I believe people do leave a mark after they leave this world and sometimes they can communicate with us. My grandfather was a funny guy who loved to tell stories about his life. Every time I have a story, somewhere out there he’s watching. He’s laughing at me and pointing me out to the other angels like a proud parent. Just like all those years ago in the toy store, he’s standing on the edge with a smile on his face. When the other parents would ask if I was with him, he would look at the person and say “Yes she is. She’s a good kid like myself.”

Autism Awareness Month: My month

Morgan Freeman caused a lot of stir during a 60 Minutes interview when he talked about not liking Black history month because “Black history is American History.” April is Autism Awareness month and it’s my Black history month. I can’t walk through a mall or watch TV without seeing the word Autism. Awareness isn’t a bad thing, it’s just the loads of miscommunication and division in the Autism community that upsets me.
Full disclosure: I have Autism.
Surprise! Or not really if I’ve ever said anything not 100% appropriate around you or if I’ve ever been completely oblivious to anything around you.

I’m a single 24 year old woman with Autism who gets told on a regular basis that people want to cure me. Being the “high functioning” person I am, I also get parents who are angry at me because I can’t give them easy answers to all their questions. I only went to one Autism support meeting when I was in college. I had to leave early because a father almost jumped over a table at me because he was so upset I dared to say I have Autism when his 4 year old daughter could barely talk.

I live in a divided community.

I’ve met parents who want to remove any trace of Autism from their child, sometimes through dangerous alternative methods.
I’ve also met parents who do their best to foster their children’s special interest and accept the child they have been blessed with.
I also see adults on the Autism Spectrum who have to fight for jobs, housing, relationships, and understanding because they don’t fit into the stereotypic image the public has for Autism.
And I’ve heard the cries of children born into a world too loud and too bright with people listening to them but not hearing what they need.

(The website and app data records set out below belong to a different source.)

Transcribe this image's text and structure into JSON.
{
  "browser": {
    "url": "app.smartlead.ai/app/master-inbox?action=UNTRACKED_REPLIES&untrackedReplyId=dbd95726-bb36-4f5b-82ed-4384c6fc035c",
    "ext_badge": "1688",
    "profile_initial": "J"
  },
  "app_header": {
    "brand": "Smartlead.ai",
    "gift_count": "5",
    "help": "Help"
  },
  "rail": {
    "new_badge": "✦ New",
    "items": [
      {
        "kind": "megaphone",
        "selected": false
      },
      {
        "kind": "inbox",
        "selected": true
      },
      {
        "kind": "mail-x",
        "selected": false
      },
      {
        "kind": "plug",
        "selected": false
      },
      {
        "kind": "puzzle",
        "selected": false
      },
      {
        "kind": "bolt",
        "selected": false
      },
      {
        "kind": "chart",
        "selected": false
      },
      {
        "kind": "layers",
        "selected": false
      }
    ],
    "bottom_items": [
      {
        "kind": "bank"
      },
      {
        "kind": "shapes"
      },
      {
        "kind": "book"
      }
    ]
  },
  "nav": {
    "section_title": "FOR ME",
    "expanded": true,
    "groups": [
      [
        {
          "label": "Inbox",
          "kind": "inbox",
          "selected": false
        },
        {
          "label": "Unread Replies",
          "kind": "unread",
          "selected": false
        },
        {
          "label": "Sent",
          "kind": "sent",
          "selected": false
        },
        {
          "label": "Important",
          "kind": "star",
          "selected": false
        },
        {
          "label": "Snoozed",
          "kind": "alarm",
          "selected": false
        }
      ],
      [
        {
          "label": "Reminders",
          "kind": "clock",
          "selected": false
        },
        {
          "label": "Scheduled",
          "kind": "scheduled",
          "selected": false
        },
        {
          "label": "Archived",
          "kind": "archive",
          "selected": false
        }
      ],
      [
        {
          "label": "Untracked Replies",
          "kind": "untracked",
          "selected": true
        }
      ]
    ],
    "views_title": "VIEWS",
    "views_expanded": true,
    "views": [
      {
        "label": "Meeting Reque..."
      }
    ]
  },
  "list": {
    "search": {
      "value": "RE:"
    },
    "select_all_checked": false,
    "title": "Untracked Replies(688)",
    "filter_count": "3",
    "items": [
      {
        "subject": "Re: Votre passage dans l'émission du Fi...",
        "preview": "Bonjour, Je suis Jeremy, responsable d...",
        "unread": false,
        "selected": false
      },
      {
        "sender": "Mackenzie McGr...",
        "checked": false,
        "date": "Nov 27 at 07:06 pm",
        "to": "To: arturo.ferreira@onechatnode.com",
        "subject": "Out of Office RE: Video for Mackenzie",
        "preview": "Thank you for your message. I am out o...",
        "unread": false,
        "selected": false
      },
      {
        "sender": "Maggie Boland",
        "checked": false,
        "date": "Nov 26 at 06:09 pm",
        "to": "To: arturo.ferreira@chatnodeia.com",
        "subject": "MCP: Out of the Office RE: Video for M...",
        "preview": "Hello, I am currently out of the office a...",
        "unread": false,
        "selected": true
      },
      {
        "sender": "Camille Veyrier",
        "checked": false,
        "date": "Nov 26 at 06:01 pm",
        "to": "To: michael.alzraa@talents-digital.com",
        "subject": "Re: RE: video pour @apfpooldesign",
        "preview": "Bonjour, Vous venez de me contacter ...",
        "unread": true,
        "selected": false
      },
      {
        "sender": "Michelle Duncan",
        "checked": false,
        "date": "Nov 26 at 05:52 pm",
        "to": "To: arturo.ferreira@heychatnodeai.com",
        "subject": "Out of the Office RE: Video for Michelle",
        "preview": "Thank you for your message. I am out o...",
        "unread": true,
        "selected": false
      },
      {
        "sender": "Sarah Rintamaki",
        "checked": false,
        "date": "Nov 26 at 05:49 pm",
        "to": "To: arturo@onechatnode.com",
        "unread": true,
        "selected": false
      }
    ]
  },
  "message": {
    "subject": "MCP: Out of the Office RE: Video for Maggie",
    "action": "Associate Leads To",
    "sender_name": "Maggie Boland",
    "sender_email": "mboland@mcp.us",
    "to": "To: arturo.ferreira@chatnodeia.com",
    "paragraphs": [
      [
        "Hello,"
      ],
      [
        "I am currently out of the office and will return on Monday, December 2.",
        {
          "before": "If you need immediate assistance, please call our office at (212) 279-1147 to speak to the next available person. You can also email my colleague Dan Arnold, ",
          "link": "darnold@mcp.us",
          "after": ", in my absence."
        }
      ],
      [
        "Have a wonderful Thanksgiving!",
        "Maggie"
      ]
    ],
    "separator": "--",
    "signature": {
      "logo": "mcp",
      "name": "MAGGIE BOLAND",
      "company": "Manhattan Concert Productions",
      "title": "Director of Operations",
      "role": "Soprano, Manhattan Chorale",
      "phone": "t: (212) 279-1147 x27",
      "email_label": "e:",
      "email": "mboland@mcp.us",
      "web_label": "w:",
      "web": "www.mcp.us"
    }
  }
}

I don’t want Autism Awareness as much as I want Autism Acceptance.
When we reach a point where people will accept the social flaws that come with Autism, we can begin to work together to create a brighter future for our children. Yes, dietary changes do help some people and therapies will help people, too. You know what doesn’t help? Telling your children you wish they were “normal” and making them feel like they need to be just like everyone else in the world.

I’ve traveled the world a little bit and I’ve seen Autism in many different cultures. Autism is not going away and Autism existed before people were getting vaccinated against things. Why is Autism more diagnosed now than at any other point in human history? I have my theories.

Yesterday was World Autism Day and I’m proud to say I know some of the individuals who presented at the United Nations. Yesterday I hung out with a bunch of friends, picked up a new car from the dealership, and acted like a goofball. My label didn’t matter, but I was still the same person. I’m always going to have Autism and will have struggles my friends sometimes don’t know how to relate to.
That’s okay.
This is me.
This is Autism, every day and every month.